- Task goal: For the word "color", search the records and show each line in which it occurs.

- Input material:

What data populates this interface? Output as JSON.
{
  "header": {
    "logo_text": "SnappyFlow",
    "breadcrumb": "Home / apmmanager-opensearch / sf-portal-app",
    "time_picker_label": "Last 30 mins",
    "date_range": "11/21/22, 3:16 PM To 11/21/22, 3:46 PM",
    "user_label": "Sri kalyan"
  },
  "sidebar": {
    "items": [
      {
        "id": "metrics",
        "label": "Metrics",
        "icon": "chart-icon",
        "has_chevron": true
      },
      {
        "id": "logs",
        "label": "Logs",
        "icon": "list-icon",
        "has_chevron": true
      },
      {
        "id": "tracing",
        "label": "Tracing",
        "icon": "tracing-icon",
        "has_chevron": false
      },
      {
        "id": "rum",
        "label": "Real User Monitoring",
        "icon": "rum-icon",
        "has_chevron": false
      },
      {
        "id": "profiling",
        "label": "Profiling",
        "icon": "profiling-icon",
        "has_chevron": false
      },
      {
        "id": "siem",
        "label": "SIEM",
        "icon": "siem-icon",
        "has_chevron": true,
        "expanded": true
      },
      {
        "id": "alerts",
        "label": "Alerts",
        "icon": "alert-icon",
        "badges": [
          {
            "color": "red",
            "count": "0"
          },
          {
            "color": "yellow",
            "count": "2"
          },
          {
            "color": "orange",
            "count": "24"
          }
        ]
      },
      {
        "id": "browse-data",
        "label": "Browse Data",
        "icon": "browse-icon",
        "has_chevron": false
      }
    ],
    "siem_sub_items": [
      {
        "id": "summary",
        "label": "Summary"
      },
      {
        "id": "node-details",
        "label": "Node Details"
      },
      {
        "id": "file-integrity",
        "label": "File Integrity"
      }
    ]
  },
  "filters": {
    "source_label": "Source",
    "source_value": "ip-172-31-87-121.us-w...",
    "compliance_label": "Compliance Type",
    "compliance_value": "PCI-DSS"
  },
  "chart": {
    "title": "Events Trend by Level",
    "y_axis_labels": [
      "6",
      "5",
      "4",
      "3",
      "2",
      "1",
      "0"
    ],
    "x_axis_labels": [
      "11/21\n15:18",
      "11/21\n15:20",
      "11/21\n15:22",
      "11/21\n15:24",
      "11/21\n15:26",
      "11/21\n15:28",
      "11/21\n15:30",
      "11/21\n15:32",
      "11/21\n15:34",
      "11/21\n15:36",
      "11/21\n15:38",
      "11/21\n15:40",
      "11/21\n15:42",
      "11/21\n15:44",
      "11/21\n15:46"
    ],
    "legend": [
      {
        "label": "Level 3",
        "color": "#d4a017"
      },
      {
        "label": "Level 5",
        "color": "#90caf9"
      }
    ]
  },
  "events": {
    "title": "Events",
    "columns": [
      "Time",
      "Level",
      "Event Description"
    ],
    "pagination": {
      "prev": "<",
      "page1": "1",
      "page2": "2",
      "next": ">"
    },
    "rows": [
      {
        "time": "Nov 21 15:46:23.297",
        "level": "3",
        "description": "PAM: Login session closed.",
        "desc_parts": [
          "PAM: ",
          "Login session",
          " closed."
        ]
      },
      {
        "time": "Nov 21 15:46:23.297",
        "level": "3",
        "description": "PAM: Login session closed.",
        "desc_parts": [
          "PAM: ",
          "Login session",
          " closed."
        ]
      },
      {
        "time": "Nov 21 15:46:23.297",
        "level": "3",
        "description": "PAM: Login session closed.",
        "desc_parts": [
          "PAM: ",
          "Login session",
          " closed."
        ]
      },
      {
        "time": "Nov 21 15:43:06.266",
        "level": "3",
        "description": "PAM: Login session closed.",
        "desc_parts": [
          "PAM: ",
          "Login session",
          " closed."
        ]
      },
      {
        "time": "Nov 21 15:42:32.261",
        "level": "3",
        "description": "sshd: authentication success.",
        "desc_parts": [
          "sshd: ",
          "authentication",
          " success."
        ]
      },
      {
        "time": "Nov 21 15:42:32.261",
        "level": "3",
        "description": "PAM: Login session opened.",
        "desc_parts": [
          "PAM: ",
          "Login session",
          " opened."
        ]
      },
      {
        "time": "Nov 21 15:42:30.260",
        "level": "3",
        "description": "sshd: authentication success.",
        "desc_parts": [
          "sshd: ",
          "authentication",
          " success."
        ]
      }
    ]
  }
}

- Your solution:
            "color": "red",
            "color": "yellow",
            "color": "orange",
        "color": "#d4a017"
        "color": "#90caf9"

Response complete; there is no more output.